Tipping 15 to 20 percent for grooming is recommended, and it could also get you an extra service free of charge, here and there. Twenty percent is necessary if your pet creates “special circumstances” for their groomer… i.e. biting, shitting, shedding, or the inability to stand on their own four feet.
The Breakdown: Tip 15 to 20 percent. The benefits may outweigh the pocket change.
The Scenario: Your dog decides he’s going to have a fit for his monthly haircut and then proceeds to bite your groomer. All the while, your groomer is cursing at you in her mind as she finishes the haircut without flaw. She deserves a tip… a good one. Toss at least 20 percent her way if you ever want to get back on the calendar.
For taxis, I almost always plan to have cash, but what I often forget to plan for is the tip. When I do tip, I’m constantly wondering, Did I give too much? Not enough? Taxi tipping varies considerably from city to city, but 15 percent is the norm. You should also consider tipping a little extra if the driver is helping you load or unload bags that you might have on the way to or from the airport.
The Breakdown: Tip 15 percent with at least a $1 minimum. If your driver is helping with your bags, tip $1 to $2 extra.
The Scenario: Just because your ride is only $8 doesn’t mean you can get away with no tip. That driver still picked your ass up and dropped your ass off (probably because you were filthily intoxicated). I think you can spare a $1 tip.
I’m a high roller (wink), but I usually opt out of valet service. Something about saving money by parking my own car has always appealed to me. But, if you decide to roll like Lil Wayne for the night, make sure you have a few dollars to spare on the way out—I repeat, on the way out. We don’t need you looking like an amature.
The Breakdown: A $2 to $5 tip is suggested when you pick up your car.
The Scenario: When you’re trying to roll like a rich kid, you gotta pay up like a rich kid. The only time you shouldn’t tip is if they lose or pawn your car. Now that’s grounds for a serious brawl.
First off, I’d probably carry my own bags (must be the power woman in me). But if you, as a perfectly capable human, opt to have your bags transported to your room, the recommendation is that you cough up $1 per bag, $2 minimum.

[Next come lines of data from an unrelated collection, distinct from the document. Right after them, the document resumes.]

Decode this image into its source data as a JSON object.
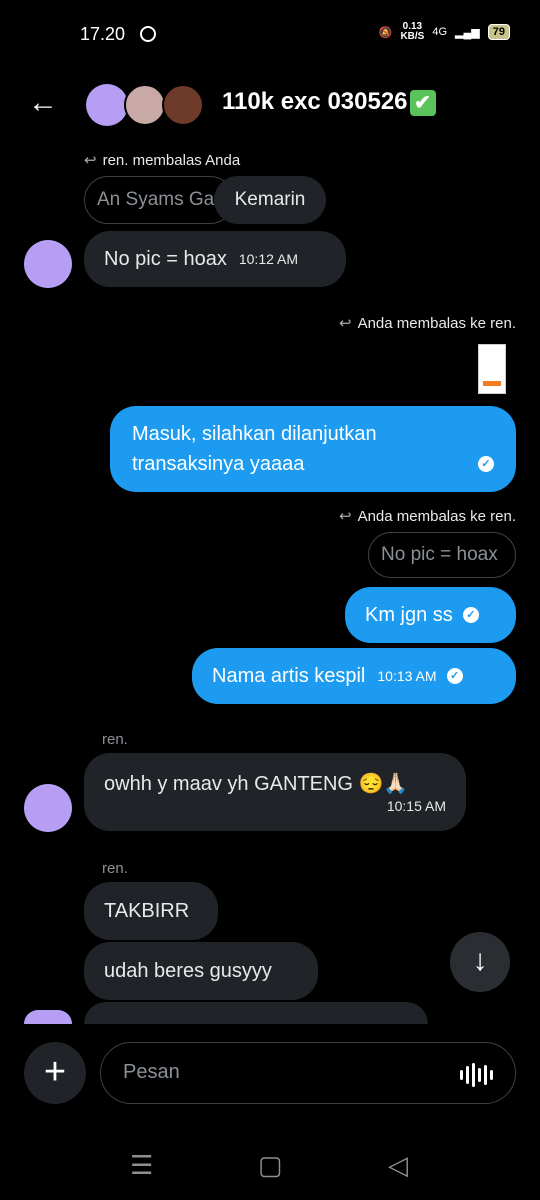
{
  "status_bar": {
    "time": "17.20",
    "speed_value": "0.13",
    "speed_unit": "KB/S",
    "network": "4G",
    "battery": "79"
  },
  "header": {
    "title": "110k exc 030526",
    "verified_emoji": "✔"
  },
  "messages": [
    {
      "reply_note": "ren. membalas Anda",
      "quote": "An Syams Ga",
      "date_chip": "Kemarin"
    },
    {
      "text": "No pic = hoax",
      "time": "10:12 AM"
    },
    {
      "reply_note": "Anda membalas ke ren."
    },
    {
      "text_line1": "Masuk, silahkan dilanjutkan",
      "text_line2": "transaksinya yaaaa"
    },
    {
      "reply_note": "Anda membalas ke ren.",
      "quote": "No pic = hoax"
    },
    {
      "text": "Km jgn ss"
    },
    {
      "text": "Nama artis kespil",
      "time": "10:13 AM"
    },
    {
      "sender": "ren.",
      "text": "owhh y maav yh GANTENG 😔🙏🏻",
      "time": "10:15 AM"
    },
    {
      "sender": "ren.",
      "text": "TAKBIRR"
    },
    {
      "text": "udah beres gusyyy"
    }
  ],
  "composer": {
    "placeholder": "Pesan"
  },
  "icons": {
    "back": "arrow-left-icon",
    "scroll_down": "arrow-down-icon",
    "add": "plus-icon",
    "voice": "waveform-icon"
  }
}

The Breakdown: Most places suggest $1 per bag ($2 minimum), but higher end hotels may recommend $2 per bag with a $5 minimum.

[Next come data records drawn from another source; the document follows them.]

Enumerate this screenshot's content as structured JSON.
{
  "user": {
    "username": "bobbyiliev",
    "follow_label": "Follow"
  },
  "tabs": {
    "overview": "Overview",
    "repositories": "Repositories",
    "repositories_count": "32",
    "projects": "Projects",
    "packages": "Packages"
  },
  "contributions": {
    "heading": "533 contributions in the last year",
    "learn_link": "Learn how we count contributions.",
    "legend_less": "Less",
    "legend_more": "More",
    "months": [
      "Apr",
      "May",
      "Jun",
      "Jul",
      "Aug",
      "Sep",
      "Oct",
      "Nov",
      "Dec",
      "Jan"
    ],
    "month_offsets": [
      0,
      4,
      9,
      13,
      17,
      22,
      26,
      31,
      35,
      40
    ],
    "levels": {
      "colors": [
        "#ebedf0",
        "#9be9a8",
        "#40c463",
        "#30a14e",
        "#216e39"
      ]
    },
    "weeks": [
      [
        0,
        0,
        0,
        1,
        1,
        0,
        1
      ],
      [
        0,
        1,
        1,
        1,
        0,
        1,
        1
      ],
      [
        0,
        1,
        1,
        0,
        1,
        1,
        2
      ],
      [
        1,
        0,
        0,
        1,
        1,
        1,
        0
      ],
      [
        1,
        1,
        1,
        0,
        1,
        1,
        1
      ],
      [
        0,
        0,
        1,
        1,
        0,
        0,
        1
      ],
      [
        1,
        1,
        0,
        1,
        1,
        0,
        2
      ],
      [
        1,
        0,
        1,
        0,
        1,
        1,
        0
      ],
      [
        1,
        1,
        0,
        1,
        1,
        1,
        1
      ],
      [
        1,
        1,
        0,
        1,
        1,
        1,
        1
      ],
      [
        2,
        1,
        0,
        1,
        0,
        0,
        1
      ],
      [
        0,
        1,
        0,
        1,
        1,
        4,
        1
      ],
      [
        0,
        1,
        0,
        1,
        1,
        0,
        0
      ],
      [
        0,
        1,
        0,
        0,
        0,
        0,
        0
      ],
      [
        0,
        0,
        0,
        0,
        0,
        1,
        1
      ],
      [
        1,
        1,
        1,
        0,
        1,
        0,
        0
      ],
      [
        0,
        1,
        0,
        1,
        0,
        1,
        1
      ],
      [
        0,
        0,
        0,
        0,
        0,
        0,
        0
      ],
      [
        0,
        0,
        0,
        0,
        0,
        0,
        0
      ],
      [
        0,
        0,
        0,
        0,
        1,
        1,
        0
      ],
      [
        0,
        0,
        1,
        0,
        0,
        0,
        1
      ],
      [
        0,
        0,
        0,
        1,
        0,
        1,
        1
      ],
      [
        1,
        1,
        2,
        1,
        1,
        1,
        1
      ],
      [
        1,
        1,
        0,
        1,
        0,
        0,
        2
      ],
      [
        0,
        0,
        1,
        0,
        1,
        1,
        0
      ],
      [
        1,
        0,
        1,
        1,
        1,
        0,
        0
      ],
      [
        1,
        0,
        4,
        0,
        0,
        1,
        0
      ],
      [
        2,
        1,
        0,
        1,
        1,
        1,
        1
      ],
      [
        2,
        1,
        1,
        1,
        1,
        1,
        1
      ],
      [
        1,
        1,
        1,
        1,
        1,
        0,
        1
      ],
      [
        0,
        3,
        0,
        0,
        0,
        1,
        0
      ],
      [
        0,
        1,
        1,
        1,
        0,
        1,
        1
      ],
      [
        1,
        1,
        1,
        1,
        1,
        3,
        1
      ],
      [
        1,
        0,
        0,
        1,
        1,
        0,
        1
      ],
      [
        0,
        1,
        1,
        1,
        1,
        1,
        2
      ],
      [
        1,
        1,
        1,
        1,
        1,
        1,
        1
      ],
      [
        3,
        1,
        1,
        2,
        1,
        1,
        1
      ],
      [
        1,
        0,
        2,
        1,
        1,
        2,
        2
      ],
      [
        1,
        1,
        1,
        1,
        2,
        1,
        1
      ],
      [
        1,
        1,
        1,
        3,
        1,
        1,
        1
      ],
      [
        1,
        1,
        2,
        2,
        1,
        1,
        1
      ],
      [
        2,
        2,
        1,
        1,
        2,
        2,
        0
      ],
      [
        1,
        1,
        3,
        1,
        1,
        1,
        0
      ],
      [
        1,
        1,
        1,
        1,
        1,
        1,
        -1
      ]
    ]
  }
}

The Scenario: Even if the bellman doesn’t smile at you, you still need to tip him. There really isn’t a scenario here.
I’ve never tipped hotel cleaners. In fact, I didn’t know that was a thing. However, it totally makes sense. Wet towels on the floor, bottles and cans on the tables, and trash overflowing from the garbage can is a mess that only the offender should have to deal with. A small tip ($2 to $5 per night) is the least you could do.
The Breakdown: A $2 to $5 tip per night is recommended.

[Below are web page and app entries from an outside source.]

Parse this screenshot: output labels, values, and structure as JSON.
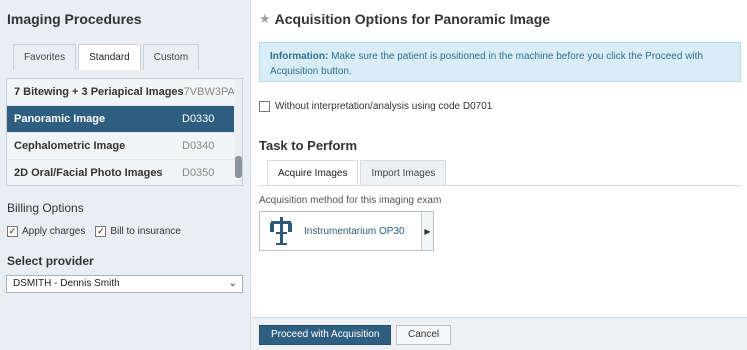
{
  "left": {
    "title": "Imaging Procedures",
    "tabs": [
      {
        "label": "Favorites",
        "active": false
      },
      {
        "label": "Standard",
        "active": true
      },
      {
        "label": "Custom",
        "active": false
      }
    ],
    "procedures": [
      {
        "name": "7 Bitewing + 3 Periapical Images",
        "code": "7VBW3PA",
        "selected": false
      },
      {
        "name": "Panoramic Image",
        "code": "D0330",
        "selected": true
      },
      {
        "name": "Cephalometric Image",
        "code": "D0340",
        "selected": false
      },
      {
        "name": "2D Oral/Facial Photo Images",
        "code": "D0350",
        "selected": false
      }
    ],
    "billing": {
      "label": "Billing Options",
      "apply_charges": {
        "label": "Apply charges",
        "checked": true
      },
      "bill_insurance": {
        "label": "Bill to insurance",
        "checked": true
      }
    },
    "provider": {
      "label": "Select provider",
      "value": "DSMITH - Dennis Smith"
    }
  },
  "right": {
    "title": "Acquisition Options for Panoramic Image",
    "info": {
      "prefix": "Information:",
      "text": " Make sure the patient is positioned in the machine before you click the Proceed with Acquisition button."
    },
    "interpretation": {
      "label": "Without interpretation/analysis using code D0701",
      "checked": false
    },
    "task_title": "Task to Perform",
    "tabs": [
      {
        "label": "Acquire Images",
        "active": true
      },
      {
        "label": "Import Images",
        "active": false
      }
    ],
    "acquisition_label": "Acquisition method for this imaging exam",
    "device": {
      "name": "Instrumentarium OP30",
      "icon": "panoramic-xray-machine-icon"
    }
  },
  "footer": {
    "proceed": "Proceed with Acquisition",
    "cancel": "Cancel"
  },
  "colors": {
    "selected_row": "#2e5f80",
    "info_bg": "#d9edf7",
    "info_text": "#31708f",
    "primary_button": "#2e5f80"
  }
}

The Scenario: If you keep your room extra tidy—like no one ever stayed there—you could get away with a $2 tip for a one-night stay. But… if you raged all weekend for a bachelor party, clogged the toilet, and spilled beer all over the carpet, get out your wallet. Five dollars should be the minimum you’re coughing up.
Wait, Do I Tip?
Tipping is pretty subjective. Everyone has their own idea of what is fair, and typically they don’t have a real good idea until they’ve done the job themselves. Here are a couple situations that people often wonder, “Should I tip?”
According to Trip Advisor, U.S. tipping and etiquette says that while most Americans don’t tip at a buffet, it is courteous to tip $1 to the servers that clear the table of dirty plates, or 5 to 10 percent of the bill total. I get it, you’re getting your own food, but did you think about who is collecting your plates and wiping the half-eaten food off of them?
Take Out Food
No tip is required for take out. The tip at a restaurant covers your service. By picking up your own food, you are foregoing what it would have cost you to get served. However, if the restaurant threw in some freebies, feel free to toss them a couple dollars for good karma.